Data about app and page elements ▸
==================================================
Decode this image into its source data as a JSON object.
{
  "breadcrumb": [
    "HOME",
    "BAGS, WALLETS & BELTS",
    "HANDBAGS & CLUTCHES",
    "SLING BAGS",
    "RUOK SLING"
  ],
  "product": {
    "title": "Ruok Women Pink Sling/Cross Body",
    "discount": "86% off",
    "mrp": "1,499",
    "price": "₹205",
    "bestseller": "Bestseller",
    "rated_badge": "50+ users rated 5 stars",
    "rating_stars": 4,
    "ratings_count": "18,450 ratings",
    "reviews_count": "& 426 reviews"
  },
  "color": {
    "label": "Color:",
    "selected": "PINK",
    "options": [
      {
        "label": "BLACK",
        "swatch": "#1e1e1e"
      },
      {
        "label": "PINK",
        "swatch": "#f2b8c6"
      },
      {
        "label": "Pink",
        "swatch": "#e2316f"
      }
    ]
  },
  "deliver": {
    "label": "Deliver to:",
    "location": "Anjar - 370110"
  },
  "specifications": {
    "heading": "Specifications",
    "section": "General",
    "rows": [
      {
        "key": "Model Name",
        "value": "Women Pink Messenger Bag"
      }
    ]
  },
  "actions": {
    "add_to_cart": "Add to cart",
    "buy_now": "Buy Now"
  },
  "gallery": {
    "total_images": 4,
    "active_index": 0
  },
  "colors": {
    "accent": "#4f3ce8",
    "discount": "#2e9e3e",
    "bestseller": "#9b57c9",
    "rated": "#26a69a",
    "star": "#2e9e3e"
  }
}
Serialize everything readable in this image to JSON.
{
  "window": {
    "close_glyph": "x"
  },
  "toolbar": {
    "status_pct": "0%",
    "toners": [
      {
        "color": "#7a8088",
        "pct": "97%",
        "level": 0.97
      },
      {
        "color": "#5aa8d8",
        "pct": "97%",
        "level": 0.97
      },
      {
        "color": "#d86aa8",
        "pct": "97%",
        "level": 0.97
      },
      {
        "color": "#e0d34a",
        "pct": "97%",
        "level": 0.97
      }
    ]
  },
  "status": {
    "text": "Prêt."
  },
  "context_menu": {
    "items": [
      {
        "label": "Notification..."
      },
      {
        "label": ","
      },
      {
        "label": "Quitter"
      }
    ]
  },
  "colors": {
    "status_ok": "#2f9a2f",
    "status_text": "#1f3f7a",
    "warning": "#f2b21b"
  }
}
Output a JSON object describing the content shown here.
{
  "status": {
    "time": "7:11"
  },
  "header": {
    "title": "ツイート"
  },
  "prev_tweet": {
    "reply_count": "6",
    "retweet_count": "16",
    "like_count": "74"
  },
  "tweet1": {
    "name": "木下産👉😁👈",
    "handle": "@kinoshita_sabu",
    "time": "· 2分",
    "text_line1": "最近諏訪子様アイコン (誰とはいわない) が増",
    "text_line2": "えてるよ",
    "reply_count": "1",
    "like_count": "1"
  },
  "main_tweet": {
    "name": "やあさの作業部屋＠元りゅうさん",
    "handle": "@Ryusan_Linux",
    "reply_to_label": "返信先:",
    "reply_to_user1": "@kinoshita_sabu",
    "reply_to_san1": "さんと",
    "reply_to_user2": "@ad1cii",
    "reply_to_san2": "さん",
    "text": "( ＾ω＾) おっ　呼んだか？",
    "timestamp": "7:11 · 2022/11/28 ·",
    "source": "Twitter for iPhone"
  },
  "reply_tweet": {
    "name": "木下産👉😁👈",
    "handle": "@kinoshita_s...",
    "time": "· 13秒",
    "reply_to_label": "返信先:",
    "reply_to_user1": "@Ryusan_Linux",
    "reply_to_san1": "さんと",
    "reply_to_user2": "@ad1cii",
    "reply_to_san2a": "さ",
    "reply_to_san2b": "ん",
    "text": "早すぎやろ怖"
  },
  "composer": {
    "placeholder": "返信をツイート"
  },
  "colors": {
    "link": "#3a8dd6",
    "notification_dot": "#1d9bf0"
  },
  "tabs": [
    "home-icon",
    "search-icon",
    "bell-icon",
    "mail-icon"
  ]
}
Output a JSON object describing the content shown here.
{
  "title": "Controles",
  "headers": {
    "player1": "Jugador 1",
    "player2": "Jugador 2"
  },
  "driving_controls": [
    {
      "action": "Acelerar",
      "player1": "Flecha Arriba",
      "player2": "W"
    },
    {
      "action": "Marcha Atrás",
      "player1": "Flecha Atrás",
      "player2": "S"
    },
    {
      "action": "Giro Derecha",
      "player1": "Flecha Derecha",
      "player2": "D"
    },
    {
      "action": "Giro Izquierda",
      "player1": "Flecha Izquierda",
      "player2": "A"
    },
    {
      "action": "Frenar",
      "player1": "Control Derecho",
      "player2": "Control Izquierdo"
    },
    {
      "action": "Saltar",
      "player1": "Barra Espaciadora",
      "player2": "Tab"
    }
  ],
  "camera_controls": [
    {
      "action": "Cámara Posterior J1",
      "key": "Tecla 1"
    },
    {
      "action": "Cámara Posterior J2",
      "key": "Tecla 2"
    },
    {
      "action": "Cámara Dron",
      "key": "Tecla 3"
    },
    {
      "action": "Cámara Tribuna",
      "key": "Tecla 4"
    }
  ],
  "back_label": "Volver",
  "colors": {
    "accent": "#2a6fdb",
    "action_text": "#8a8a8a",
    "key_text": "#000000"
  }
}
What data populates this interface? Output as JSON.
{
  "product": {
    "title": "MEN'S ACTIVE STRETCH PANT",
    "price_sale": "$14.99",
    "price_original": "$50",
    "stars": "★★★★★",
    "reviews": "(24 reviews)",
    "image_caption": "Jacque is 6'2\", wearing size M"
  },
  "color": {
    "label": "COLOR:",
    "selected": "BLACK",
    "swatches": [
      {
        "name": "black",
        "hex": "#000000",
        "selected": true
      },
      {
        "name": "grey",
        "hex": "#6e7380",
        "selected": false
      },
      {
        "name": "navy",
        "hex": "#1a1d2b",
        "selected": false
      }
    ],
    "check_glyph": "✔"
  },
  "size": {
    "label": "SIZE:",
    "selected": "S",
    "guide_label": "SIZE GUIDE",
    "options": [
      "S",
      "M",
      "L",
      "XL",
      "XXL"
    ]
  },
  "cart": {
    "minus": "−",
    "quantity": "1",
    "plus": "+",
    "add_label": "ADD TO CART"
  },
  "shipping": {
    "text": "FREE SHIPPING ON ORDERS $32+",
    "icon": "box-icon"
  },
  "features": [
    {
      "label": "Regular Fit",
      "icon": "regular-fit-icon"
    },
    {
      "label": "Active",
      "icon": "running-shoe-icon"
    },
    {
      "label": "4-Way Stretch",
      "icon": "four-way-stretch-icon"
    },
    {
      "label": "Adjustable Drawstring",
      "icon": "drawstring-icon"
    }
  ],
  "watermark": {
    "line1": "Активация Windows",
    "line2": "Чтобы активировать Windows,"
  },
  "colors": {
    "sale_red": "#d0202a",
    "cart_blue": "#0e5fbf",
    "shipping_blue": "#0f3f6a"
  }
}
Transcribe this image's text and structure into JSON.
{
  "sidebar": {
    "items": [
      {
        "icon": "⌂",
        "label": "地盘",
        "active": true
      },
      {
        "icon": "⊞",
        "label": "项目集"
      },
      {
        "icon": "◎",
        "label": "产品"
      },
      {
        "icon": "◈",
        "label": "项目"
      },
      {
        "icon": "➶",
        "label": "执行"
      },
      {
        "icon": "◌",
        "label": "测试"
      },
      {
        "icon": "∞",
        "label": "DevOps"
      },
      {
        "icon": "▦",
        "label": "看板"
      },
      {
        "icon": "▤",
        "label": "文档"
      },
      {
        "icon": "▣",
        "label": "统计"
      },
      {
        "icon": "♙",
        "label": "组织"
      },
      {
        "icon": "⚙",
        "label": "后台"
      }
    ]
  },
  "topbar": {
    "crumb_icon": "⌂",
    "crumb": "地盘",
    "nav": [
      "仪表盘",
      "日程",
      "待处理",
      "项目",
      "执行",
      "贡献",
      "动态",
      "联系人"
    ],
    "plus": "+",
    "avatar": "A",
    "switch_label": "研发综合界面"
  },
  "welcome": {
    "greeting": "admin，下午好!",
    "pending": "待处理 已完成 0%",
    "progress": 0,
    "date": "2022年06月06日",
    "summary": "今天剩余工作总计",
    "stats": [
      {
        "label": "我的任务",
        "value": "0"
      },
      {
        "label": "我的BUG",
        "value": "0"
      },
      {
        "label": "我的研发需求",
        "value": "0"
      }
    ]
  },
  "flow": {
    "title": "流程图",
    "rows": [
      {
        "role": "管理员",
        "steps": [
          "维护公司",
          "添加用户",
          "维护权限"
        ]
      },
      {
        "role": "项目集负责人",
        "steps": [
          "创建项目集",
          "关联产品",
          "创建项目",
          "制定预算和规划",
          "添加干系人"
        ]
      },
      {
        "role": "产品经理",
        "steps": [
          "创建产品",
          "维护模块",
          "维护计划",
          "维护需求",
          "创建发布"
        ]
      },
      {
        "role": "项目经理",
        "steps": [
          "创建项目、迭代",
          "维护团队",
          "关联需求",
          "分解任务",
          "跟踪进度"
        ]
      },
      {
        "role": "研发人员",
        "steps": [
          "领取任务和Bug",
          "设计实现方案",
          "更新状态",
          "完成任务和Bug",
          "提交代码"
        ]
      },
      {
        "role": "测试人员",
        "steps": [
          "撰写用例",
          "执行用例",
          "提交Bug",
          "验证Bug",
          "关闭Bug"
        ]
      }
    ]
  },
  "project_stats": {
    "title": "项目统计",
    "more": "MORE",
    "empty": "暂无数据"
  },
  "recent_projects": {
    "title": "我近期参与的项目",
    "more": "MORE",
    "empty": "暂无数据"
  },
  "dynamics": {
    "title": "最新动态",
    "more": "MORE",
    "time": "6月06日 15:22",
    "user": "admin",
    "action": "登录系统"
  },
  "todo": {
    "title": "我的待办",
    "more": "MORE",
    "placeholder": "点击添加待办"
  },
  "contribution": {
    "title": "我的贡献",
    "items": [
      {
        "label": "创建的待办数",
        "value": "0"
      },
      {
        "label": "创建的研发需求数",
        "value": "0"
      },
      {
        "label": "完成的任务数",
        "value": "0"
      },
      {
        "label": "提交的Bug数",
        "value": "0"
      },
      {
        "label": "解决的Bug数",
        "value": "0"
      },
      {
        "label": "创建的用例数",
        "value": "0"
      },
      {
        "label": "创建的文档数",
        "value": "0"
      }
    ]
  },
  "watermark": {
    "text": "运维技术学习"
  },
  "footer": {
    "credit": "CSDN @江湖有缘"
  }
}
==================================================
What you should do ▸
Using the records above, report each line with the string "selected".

Expected output ▸
    "selected": "PINK",
    "selected": "BLACK",
        "selected": true
        "selected": false
        "selected": false
    "selected": "S",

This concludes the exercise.